Sarab-e Bahram ("Bahram's well"): site of a Sasanian rock relief in Iran.
The Iranian king Bahram II (276-293) was not the strongest ruler of the Sasanian dynasty. Having lost a war against the Roman emperor Carus, he accepted the loss of Armenia and Mesopotamia; he had some difficulty in suppressing a revolt by his brother Hormizd II; and he lost power to the Zoroastrian high priest Kartir. Still, Bahram II left no less than ten rock reliefs.
One of them can be found at Sarab-i Bahram, north of Bishapur along the Royal Road. It is 2.66 m high and 4 m wide, and shows how four courtiers salute their king with a typical gesture with the hand (which is still made by the Luri nomads who live in this area). The king himself is seated on his throne, resting upon his sword, and can be recognized by his crown, which is also shown on his coins.

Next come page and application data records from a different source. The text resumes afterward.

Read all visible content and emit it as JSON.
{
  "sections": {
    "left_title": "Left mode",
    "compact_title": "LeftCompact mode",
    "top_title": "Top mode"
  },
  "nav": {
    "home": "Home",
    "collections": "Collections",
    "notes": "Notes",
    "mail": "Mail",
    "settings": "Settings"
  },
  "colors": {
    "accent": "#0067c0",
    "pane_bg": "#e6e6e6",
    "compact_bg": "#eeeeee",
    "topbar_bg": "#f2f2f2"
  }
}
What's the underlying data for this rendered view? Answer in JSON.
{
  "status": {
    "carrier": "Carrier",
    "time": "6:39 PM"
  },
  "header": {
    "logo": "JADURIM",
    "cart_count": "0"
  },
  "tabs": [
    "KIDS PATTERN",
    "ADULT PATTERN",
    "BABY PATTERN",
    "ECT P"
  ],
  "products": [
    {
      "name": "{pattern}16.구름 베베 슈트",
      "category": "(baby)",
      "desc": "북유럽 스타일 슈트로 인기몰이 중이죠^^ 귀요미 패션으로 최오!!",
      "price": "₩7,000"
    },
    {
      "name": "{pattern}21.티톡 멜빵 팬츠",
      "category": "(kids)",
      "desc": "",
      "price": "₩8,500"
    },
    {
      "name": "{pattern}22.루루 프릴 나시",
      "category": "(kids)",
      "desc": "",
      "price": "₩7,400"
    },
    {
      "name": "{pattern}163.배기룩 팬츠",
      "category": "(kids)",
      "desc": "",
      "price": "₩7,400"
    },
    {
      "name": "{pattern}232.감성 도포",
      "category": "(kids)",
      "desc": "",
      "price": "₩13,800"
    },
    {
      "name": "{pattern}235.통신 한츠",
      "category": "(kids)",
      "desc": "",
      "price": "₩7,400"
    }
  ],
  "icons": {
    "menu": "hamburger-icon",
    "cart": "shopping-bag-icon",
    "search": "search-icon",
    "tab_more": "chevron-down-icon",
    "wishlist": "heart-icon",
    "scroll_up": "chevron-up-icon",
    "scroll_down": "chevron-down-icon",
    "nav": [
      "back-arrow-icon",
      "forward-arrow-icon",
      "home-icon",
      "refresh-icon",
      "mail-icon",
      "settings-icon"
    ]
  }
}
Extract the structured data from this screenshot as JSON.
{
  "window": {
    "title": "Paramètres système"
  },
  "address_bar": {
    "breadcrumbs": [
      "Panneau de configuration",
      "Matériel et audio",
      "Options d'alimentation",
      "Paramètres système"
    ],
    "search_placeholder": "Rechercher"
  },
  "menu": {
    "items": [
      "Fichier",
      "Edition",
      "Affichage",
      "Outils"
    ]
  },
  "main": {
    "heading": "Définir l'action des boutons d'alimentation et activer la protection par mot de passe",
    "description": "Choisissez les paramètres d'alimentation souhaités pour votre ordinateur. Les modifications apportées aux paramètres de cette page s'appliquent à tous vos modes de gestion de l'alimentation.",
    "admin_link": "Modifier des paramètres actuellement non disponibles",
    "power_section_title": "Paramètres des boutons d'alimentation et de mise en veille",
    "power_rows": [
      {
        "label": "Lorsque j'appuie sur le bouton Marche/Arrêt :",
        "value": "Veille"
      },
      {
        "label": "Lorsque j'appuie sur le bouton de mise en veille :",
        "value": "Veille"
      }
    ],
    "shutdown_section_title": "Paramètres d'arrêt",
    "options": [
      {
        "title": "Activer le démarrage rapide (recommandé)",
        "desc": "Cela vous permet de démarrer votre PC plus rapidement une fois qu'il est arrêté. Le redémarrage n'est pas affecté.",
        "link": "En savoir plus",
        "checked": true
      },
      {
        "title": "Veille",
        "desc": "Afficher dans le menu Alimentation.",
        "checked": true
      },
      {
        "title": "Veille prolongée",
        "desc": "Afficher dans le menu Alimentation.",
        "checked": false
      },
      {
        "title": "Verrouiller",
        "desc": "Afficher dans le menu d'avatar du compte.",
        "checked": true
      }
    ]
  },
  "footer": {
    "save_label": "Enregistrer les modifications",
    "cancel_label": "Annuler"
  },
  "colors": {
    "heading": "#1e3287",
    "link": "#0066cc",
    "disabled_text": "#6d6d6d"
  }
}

It is the oldest Sasanian rock relief on which the king faces the spectators. The man with the sword to the far left is Bahram's vizier Papak, recognizable by the flower on his cap, and the second man from the left is Kartir, with the scissor-like badge. The other two dignitaries, resting on their swords, can not be identified.
- Louis Vanden Berghe, Reliefs rupestres de l' Iran ancien (1983 Brussels) #64.
... to Patrick Charlot for sending the second of these photos.